Nothing is known of James's life in the years from the Census to when he joined the army in about 1915. He was assigned to the South Lancashire Regiment (service number 24045) but, after training, he was transferred to the Fusiliers. He probably went overseas with the newly formed 19th Battalion in June 1916.
20 June 1917 would see a major British attack near the French town of Cambrai. It is considered to be the first "all arms" assault with artillery, aircraft, tanks and infantry coming together to punch through the German lines. James and his mates were not involved on the first day but moved into position on the night of the 22nd/23rd ready to take up the attack on German positions in Bourlon Wood. The attack was scheduled for 10.30am on the 23rd and, in this sector, 12 tanks would support the infantry.
The British artillery bombardment opened on time and the tanks moved to the attack. Following about 200 yards behind, came the infantry and the Fusiliers started to move into the Wood itself at about 10.45. The Regimental History recounts "Machine-gun fire from the wood was slight. About 100 yards beyond the edge of the wood the Battalion halted, reorganised and checked positions, for the undergrowth was fairly thick. Aligned and in good order the Battalion continued the advance. The enemy held a series of posts and were undoubtedly shaken by the tanks ploughing slowly through the undergrowth and ponderously threading their way between the trees. It was, however, a bad place for tanks. Gradually they dropped out."

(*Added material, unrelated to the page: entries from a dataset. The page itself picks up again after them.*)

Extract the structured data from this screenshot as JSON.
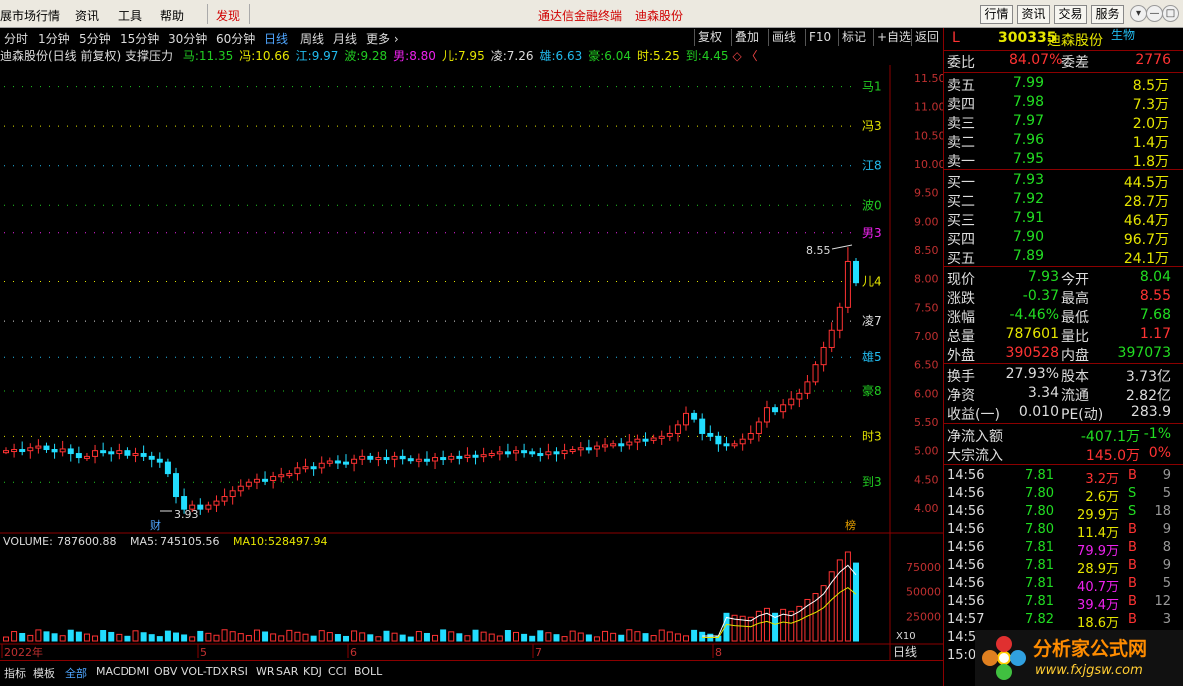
{
  "menubar": {
    "items": [
      "展市场行情",
      "资讯",
      "工具",
      "帮助"
    ],
    "found": "发现",
    "center1": "通达信金融终端",
    "center2": "迪森股份",
    "right_buttons": [
      "行情",
      "资讯",
      "交易",
      "服务"
    ],
    "controls": [
      "▾",
      "—",
      "□",
      "×"
    ]
  },
  "periods": [
    "分时",
    "1分钟",
    "5分钟",
    "15分钟",
    "30分钟",
    "60分钟",
    "日线",
    "周线",
    "月线",
    "更多 ›"
  ],
  "active_period": "日线",
  "toolbar": [
    "复权",
    "叠加",
    "画线",
    "F10",
    "标记",
    "+自选",
    "返回"
  ],
  "info": {
    "title": "迪森股份(日线 前复权) 支撑压力",
    "lines": [
      {
        "name": "马:",
        "val": "11.35",
        "color": "#22cc22"
      },
      {
        "name": "冯:",
        "val": "10.66",
        "color": "#e6e600"
      },
      {
        "name": "江:",
        "val": "9.97",
        "color": "#22bbee"
      },
      {
        "name": "波:",
        "val": "9.28",
        "color": "#22cc22"
      },
      {
        "name": "男:",
        "val": "8.80",
        "color": "#ee22ee"
      },
      {
        "name": "儿:",
        "val": "7.95",
        "color": "#e6e600"
      },
      {
        "name": "凌:",
        "val": "7.26",
        "color": "#dddddd"
      },
      {
        "name": "雄:",
        "val": "6.63",
        "color": "#22bbee"
      },
      {
        "name": "豪:",
        "val": "6.04",
        "color": "#22cc22"
      },
      {
        "name": "时:",
        "val": "5.25",
        "color": "#e6e600"
      },
      {
        "name": "到:",
        "val": "4.45",
        "color": "#22cc22"
      }
    ],
    "tail": "◇ 〈"
  },
  "chart_data": {
    "type": "candlestick",
    "dates_marks": [
      "2022年",
      "5",
      "6",
      "7",
      "8"
    ],
    "price_axis": [
      "11.50",
      "11.00",
      "10.50",
      "10.00",
      "9.50",
      "9.00",
      "8.50",
      "8.00",
      "7.50",
      "7.00",
      "6.50",
      "6.00",
      "5.50",
      "5.00",
      "4.50",
      "4.00"
    ],
    "levels": [
      {
        "label": "马1",
        "value": 11.35,
        "color": "#22cc22"
      },
      {
        "label": "冯3",
        "value": 10.66,
        "color": "#e6e600"
      },
      {
        "label": "江8",
        "value": 9.97,
        "color": "#22bbee"
      },
      {
        "label": "波0",
        "value": 9.28,
        "color": "#22cc22"
      },
      {
        "label": "男3",
        "value": 8.8,
        "color": "#ee22ee"
      },
      {
        "label": "儿4",
        "value": 7.95,
        "color": "#e6e600"
      },
      {
        "label": "凌7",
        "value": 7.26,
        "color": "#dddddd"
      },
      {
        "label": "雄5",
        "value": 6.63,
        "color": "#22bbee"
      },
      {
        "label": "豪8",
        "value": 6.04,
        "color": "#22cc22"
      },
      {
        "label": "时3",
        "value": 5.25,
        "color": "#e6e600"
      },
      {
        "label": "到3",
        "value": 4.45,
        "color": "#22cc22"
      }
    ],
    "annot_high": "8.55",
    "annot_low": "3.93",
    "annot_cai": "财",
    "annot_bang": "榜",
    "closes": [
      5.0,
      5.02,
      5.0,
      5.05,
      5.08,
      5.02,
      4.98,
      5.03,
      4.95,
      4.88,
      4.9,
      5.0,
      4.98,
      4.95,
      5.0,
      4.92,
      4.95,
      4.9,
      4.85,
      4.8,
      4.6,
      4.2,
      3.98,
      4.05,
      3.98,
      4.05,
      4.12,
      4.2,
      4.3,
      4.38,
      4.45,
      4.5,
      4.48,
      4.55,
      4.58,
      4.6,
      4.7,
      4.72,
      4.7,
      4.78,
      4.82,
      4.8,
      4.78,
      4.85,
      4.9,
      4.85,
      4.88,
      4.85,
      4.9,
      4.86,
      4.83,
      4.85,
      4.82,
      4.88,
      4.85,
      4.9,
      4.88,
      4.92,
      4.9,
      4.93,
      4.95,
      4.98,
      4.96,
      5.0,
      4.98,
      4.95,
      4.93,
      4.98,
      4.95,
      5.0,
      5.02,
      5.05,
      5.03,
      5.08,
      5.1,
      5.12,
      5.1,
      5.15,
      5.2,
      5.18,
      5.22,
      5.25,
      5.3,
      5.45,
      5.65,
      5.55,
      5.3,
      5.25,
      5.12,
      5.1,
      5.12,
      5.2,
      5.3,
      5.5,
      5.75,
      5.68,
      5.8,
      5.9,
      6.0,
      6.2,
      6.5,
      6.8,
      7.1,
      7.5,
      8.3,
      7.93
    ],
    "volume": {
      "label": "VOLUME:",
      "value": "787600.88",
      "ma5_label": "MA5:",
      "ma5": "745105.56",
      "ma10_label": "MA10:",
      "ma10": "528497.94",
      "axis": [
        "75000",
        "50000",
        "25000"
      ],
      "unit": "X10",
      "last_bars": [
        280000,
        260000,
        250000,
        240000,
        300000,
        330000,
        280000,
        320000,
        300000,
        350000,
        420000,
        480000,
        560000,
        700000,
        820000,
        900000,
        787600
      ]
    }
  },
  "tabs": [
    "指标",
    "模板",
    "全部",
    "MACD",
    "DMI",
    "OBV",
    "VOL-TDX",
    "RSI",
    "WR",
    "SAR",
    "KDJ",
    "CCI",
    "BOLL"
  ],
  "period_label": "日线",
  "quote": {
    "flag": "L",
    "code": "300335",
    "name": "迪森股份",
    "industry": "生物",
    "wb_label": "委比",
    "wb": "84.07%",
    "wc_label": "委差",
    "wc": "2776",
    "asks": [
      {
        "l": "卖五",
        "p": "7.99",
        "v": "8.5万"
      },
      {
        "l": "卖四",
        "p": "7.98",
        "v": "7.3万"
      },
      {
        "l": "卖三",
        "p": "7.97",
        "v": "2.0万"
      },
      {
        "l": "卖二",
        "p": "7.96",
        "v": "1.4万"
      },
      {
        "l": "卖一",
        "p": "7.95",
        "v": "1.8万"
      }
    ],
    "bids": [
      {
        "l": "买一",
        "p": "7.93",
        "v": "44.5万"
      },
      {
        "l": "买二",
        "p": "7.92",
        "v": "28.7万"
      },
      {
        "l": "买三",
        "p": "7.91",
        "v": "46.4万"
      },
      {
        "l": "买四",
        "p": "7.90",
        "v": "96.7万"
      },
      {
        "l": "买五",
        "p": "7.89",
        "v": "24.1万"
      }
    ],
    "stats": [
      [
        "现价",
        "7.93",
        "#22dd22",
        "今开",
        "8.04",
        "#22dd22"
      ],
      [
        "涨跌",
        "-0.37",
        "#22dd22",
        "最高",
        "8.55",
        "#ff3333"
      ],
      [
        "涨幅",
        "-4.46%",
        "#22dd22",
        "最低",
        "7.68",
        "#22dd22"
      ],
      [
        "总量",
        "787601",
        "#e6e600",
        "量比",
        "1.17",
        "#ff3333"
      ],
      [
        "外盘",
        "390528",
        "#ff3333",
        "内盘",
        "397073",
        "#22dd22"
      ]
    ],
    "stats2": [
      [
        "换手",
        "27.93%",
        "#dddddd",
        "股本",
        "3.73亿",
        "#dddddd"
      ],
      [
        "净资",
        "3.34",
        "#dddddd",
        "流通",
        "2.82亿",
        "#dddddd"
      ],
      [
        "收益(一)",
        "0.010",
        "#dddddd",
        "PE(动)",
        "283.9",
        "#dddddd"
      ]
    ],
    "flow": [
      {
        "l": "净流入额",
        "v": "-407.1万",
        "p": "-1%"
      },
      {
        "l": "大宗流入",
        "v": "145.0万",
        "p": "0%"
      }
    ],
    "ticks": [
      [
        "14:56",
        "7.81",
        "3.2万",
        "B",
        "9",
        "#ff3333",
        "#ff3333"
      ],
      [
        "14:56",
        "7.80",
        "2.6万",
        "S",
        "5",
        "#e6e600",
        "#22dd22"
      ],
      [
        "14:56",
        "7.80",
        "29.9万",
        "S",
        "18",
        "#e6e600",
        "#22dd22"
      ],
      [
        "14:56",
        "7.80",
        "11.4万",
        "B",
        "9",
        "#e6e600",
        "#ff3333"
      ],
      [
        "14:56",
        "7.81",
        "79.9万",
        "B",
        "8",
        "#ee22ee",
        "#ff3333"
      ],
      [
        "14:56",
        "7.81",
        "28.9万",
        "B",
        "9",
        "#e6e600",
        "#ff3333"
      ],
      [
        "14:56",
        "7.81",
        "40.7万",
        "B",
        "5",
        "#ee22ee",
        "#ff3333"
      ],
      [
        "14:56",
        "7.81",
        "39.4万",
        "B",
        "12",
        "#ee22ee",
        "#ff3333"
      ],
      [
        "14:57",
        "7.82",
        "18.6万",
        "B",
        "3",
        "#e6e600",
        "#ff3333"
      ],
      [
        "14:5",
        "",
        "",
        "",
        "",
        ""
      ],
      [
        "15:0",
        "",
        "",
        "",
        "",
        ""
      ]
    ]
  },
  "watermark": {
    "title": "分析家公式网",
    "url": "www.fxjgsw.com"
  }
}
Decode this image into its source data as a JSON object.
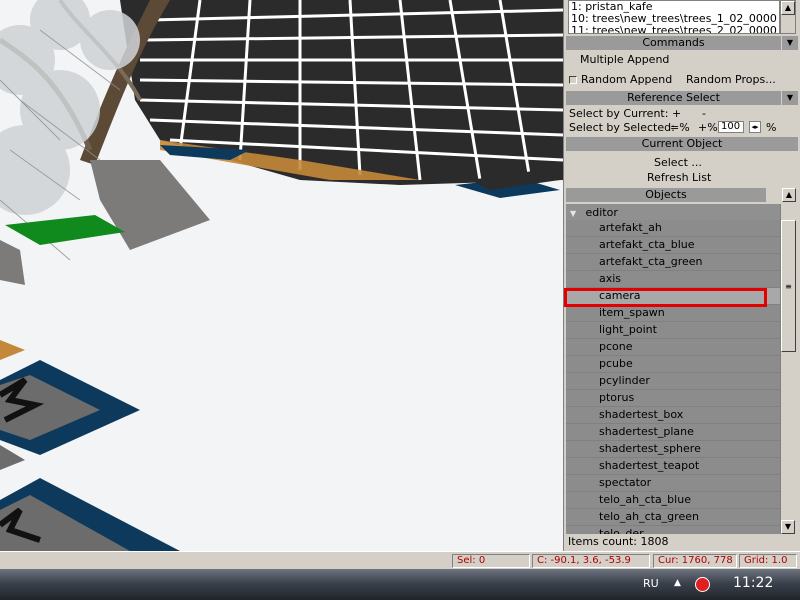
{
  "top_list": {
    "items": [
      "1: pristan_kafe",
      "10: trees\\new_trees\\trees_1_02_0000",
      "11: trees\\new_trees\\trees_2_02_0000"
    ]
  },
  "commands": {
    "header": "Commands",
    "multiple_append": "Multiple Append",
    "random_append": "Random Append",
    "random_props": "Random Props..."
  },
  "reference_select": {
    "header": "Reference Select",
    "by_current_label": "Select by Current:",
    "by_current_plus": "+",
    "by_current_minus": "-",
    "by_selected_label": "Select by Selected:",
    "eq_pct": "=%",
    "plus_pct": "+%",
    "value": "100",
    "pct": "%"
  },
  "current_object": {
    "header": "Current Object",
    "select_button": "Select ...",
    "refresh_button": "Refresh List"
  },
  "objects": {
    "header": "Objects",
    "root": "editor",
    "items": [
      "artefakt_ah",
      "artefakt_cta_blue",
      "artefakt_cta_green",
      "axis",
      "camera",
      "item_spawn",
      "light_point",
      "pcone",
      "pcube",
      "pcylinder",
      "ptorus",
      "shadertest_box",
      "shadertest_plane",
      "shadertest_sphere",
      "shadertest_teapot",
      "spectator",
      "telo_ah_cta_blue",
      "telo_ah_cta_green",
      "telo_der..."
    ],
    "selected": "camera",
    "items_count": "Items count: 1808"
  },
  "status": {
    "sel": "Sel: 0",
    "coords": "C: -90.1, 3.6, -53.9",
    "cursor": "Cur: 1760, 778",
    "grid": "Grid: 1.0"
  },
  "taskbar": {
    "lang": "RU",
    "clock": "11:22"
  },
  "colors": {
    "highlight": "#e30000",
    "status_text": "#b00000",
    "header_bg": "#9a9a9a"
  }
}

The various German posts were overwhelmed and, by 11.30, the first main objective - a sunken road running through the middle of the Wood - had been secured. Here, they reorganised again and then pressed forward, coming out of the northern edge of the Wood at 12.30pm. They dug in to secure the gains. Shortly afterwards, the German artillery opened up a heavy fire on the positions and this was maintained until just after 3pm when their infantry counter-attacked. There was now some serious close-quarters fighting with the British first being forced into a small withdrawal and then counterattacking themselves to retake the positions. Sometime during the day James had been killed. His body was never recovered and identified.